## EXERCISE PROMPT
Please reproduce all of the lines below, word for word and in full.

Excerpts from an interface dataset
◆ ◆ ◆

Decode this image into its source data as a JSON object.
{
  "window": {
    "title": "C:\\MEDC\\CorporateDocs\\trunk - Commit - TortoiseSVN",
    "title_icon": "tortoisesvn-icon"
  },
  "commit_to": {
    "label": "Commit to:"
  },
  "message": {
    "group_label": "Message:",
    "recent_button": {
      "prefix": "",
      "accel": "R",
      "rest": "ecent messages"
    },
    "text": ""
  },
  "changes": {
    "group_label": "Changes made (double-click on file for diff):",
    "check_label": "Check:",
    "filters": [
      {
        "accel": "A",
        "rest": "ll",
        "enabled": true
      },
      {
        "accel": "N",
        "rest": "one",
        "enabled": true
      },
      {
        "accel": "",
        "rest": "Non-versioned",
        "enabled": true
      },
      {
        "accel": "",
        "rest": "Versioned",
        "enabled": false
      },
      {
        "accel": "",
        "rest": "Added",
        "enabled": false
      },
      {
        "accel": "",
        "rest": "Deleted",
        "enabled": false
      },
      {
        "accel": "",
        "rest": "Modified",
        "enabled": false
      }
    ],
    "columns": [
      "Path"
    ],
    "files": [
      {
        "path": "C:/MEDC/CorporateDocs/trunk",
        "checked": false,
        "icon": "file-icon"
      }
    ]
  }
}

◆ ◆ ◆

## SOLUTION BELOW
Decode this image into its source data as a JSON object.
{
  "window": {
    "title": "C:\\MEDC\\CorporateDocs\\trunk - Commit - TortoiseSVN",
    "title_icon": "tortoisesvn-icon"
  },
  "commit_to": {
    "label": "Commit to:"
  },
  "message": {
    "group_label": "Message:",
    "recent_button": {
      "prefix": "",
      "accel": "R",
      "rest": "ecent messages"
    },
    "text": ""
  },
  "changes": {
    "group_label": "Changes made (double-click on file for diff):",
    "check_label": "Check:",
    "filters": [
      {
        "accel": "A",
        "rest": "ll",
        "enabled": true
      },
      {
        "accel": "N",
        "rest": "one",
        "enabled": true
      },
      {
        "accel": "",
        "rest": "Non-versioned",
        "enabled": true
      },
      {
        "accel": "",
        "rest": "Versioned",
        "enabled": false
      },
      {
        "accel": "",
        "rest": "Added",
        "enabled": false
      },
      {
        "accel": "",
        "rest": "Deleted",
        "enabled": false
      },
      {
        "accel": "",
        "rest": "Modified",
        "enabled": false
      }
    ],
    "columns": [
      "Path"
    ],
    "files": [
      {
        "path": "C:/MEDC/CorporateDocs/trunk",
        "checked": false,
        "icon": "file-icon"
      }
    ]
  }
}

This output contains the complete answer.